The records that follow should be copied in full, exactly as they read.

Records for the task
━━━━
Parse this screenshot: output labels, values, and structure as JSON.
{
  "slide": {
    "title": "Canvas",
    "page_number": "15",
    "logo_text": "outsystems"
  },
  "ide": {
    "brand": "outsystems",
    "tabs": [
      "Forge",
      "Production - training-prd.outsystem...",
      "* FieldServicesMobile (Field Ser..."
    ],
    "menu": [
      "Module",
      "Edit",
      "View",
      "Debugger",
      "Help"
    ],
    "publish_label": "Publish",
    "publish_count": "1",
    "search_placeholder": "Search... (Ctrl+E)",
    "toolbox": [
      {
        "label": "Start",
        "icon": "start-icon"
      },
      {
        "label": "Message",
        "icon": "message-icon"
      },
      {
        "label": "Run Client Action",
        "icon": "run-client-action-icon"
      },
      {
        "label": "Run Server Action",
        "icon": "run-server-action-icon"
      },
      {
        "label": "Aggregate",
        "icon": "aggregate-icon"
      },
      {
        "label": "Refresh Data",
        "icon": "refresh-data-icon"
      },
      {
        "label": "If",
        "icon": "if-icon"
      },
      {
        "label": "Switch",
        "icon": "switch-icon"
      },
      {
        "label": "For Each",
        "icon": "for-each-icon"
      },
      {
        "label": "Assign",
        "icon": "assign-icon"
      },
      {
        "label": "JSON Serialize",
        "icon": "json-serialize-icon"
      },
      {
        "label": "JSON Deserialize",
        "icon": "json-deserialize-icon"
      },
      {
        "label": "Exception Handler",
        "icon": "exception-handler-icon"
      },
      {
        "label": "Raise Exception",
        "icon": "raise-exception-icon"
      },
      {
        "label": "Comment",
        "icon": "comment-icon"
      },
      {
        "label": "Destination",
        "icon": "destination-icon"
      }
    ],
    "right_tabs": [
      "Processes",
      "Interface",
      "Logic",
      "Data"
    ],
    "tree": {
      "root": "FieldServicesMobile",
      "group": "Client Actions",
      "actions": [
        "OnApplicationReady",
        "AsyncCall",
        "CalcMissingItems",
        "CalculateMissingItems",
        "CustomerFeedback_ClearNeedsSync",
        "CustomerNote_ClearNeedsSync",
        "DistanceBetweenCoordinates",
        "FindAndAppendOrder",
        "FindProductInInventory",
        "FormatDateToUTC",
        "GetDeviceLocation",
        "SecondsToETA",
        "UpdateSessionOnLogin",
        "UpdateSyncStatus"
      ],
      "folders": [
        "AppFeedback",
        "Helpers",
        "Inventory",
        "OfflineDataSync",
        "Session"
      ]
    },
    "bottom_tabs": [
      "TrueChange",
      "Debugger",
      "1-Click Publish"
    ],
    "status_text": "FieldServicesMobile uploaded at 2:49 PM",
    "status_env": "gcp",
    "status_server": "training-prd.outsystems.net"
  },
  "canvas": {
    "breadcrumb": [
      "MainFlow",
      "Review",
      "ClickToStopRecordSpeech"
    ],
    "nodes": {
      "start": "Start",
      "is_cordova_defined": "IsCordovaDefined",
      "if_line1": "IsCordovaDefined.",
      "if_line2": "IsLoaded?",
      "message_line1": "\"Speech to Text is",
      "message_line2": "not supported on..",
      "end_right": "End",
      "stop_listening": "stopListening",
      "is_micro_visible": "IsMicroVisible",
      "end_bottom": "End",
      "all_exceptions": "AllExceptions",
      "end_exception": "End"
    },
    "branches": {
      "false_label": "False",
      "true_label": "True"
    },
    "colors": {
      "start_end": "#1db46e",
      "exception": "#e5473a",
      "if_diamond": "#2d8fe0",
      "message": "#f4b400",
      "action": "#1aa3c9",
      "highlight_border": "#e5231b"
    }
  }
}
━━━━
The answer
Parse this screenshot: output labels, values, and structure as JSON.
{
  "slide": {
    "title": "Canvas",
    "page_number": "15",
    "logo_text": "outsystems"
  },
  "ide": {
    "brand": "outsystems",
    "tabs": [
      "Forge",
      "Production - training-prd.outsystem...",
      "* FieldServicesMobile (Field Ser..."
    ],
    "menu": [
      "Module",
      "Edit",
      "View",
      "Debugger",
      "Help"
    ],
    "publish_label": "Publish",
    "publish_count": "1",
    "search_placeholder": "Search... (Ctrl+E)",
    "toolbox": [
      {
        "label": "Start",
        "icon": "start-icon"
      },
      {
        "label": "Message",
        "icon": "message-icon"
      },
      {
        "label": "Run Client Action",
        "icon": "run-client-action-icon"
      },
      {
        "label": "Run Server Action",
        "icon": "run-server-action-icon"
      },
      {
        "label": "Aggregate",
        "icon": "aggregate-icon"
      },
      {
        "label": "Refresh Data",
        "icon": "refresh-data-icon"
      },
      {
        "label": "If",
        "icon": "if-icon"
      },
      {
        "label": "Switch",
        "icon": "switch-icon"
      },
      {
        "label": "For Each",
        "icon": "for-each-icon"
      },
      {
        "label": "Assign",
        "icon": "assign-icon"
      },
      {
        "label": "JSON Serialize",
        "icon": "json-serialize-icon"
      },
      {
        "label": "JSON Deserialize",
        "icon": "json-deserialize-icon"
      },
      {
        "label": "Exception Handler",
        "icon": "exception-handler-icon"
      },
      {
        "label": "Raise Exception",
        "icon": "raise-exception-icon"
      },
      {
        "label": "Comment",
        "icon": "comment-icon"
      },
      {
        "label": "Destination",
        "icon": "destination-icon"
      }
    ],
    "right_tabs": [
      "Processes",
      "Interface",
      "Logic",
      "Data"
    ],
    "tree": {
      "root": "FieldServicesMobile",
      "group": "Client Actions",
      "actions": [
        "OnApplicationReady",
        "AsyncCall",
        "CalcMissingItems",
        "CalculateMissingItems",
        "CustomerFeedback_ClearNeedsSync",
        "CustomerNote_ClearNeedsSync",
        "DistanceBetweenCoordinates",
        "FindAndAppendOrder",
        "FindProductInInventory",
        "FormatDateToUTC",
        "GetDeviceLocation",
        "SecondsToETA",
        "UpdateSessionOnLogin",
        "UpdateSyncStatus"
      ],
      "folders": [
        "AppFeedback",
        "Helpers",
        "Inventory",
        "OfflineDataSync",
        "Session"
      ]
    },
    "bottom_tabs": [
      "TrueChange",
      "Debugger",
      "1-Click Publish"
    ],
    "status_text": "FieldServicesMobile uploaded at 2:49 PM",
    "status_env": "gcp",
    "status_server": "training-prd.outsystems.net"
  },
  "canvas": {
    "breadcrumb": [
      "MainFlow",
      "Review",
      "ClickToStopRecordSpeech"
    ],
    "nodes": {
      "start": "Start",
      "is_cordova_defined": "IsCordovaDefined",
      "if_line1": "IsCordovaDefined.",
      "if_line2": "IsLoaded?",
      "message_line1": "\"Speech to Text is",
      "message_line2": "not supported on..",
      "end_right": "End",
      "stop_listening": "stopListening",
      "is_micro_visible": "IsMicroVisible",
      "end_bottom": "End",
      "all_exceptions": "AllExceptions",
      "end_exception": "End"
    },
    "branches": {
      "false_label": "False",
      "true_label": "True"
    },
    "colors": {
      "start_end": "#1db46e",
      "exception": "#e5473a",
      "if_diamond": "#2d8fe0",
      "message": "#f4b400",
      "action": "#1aa3c9",
      "highlight_border": "#e5231b"
    }
  }
}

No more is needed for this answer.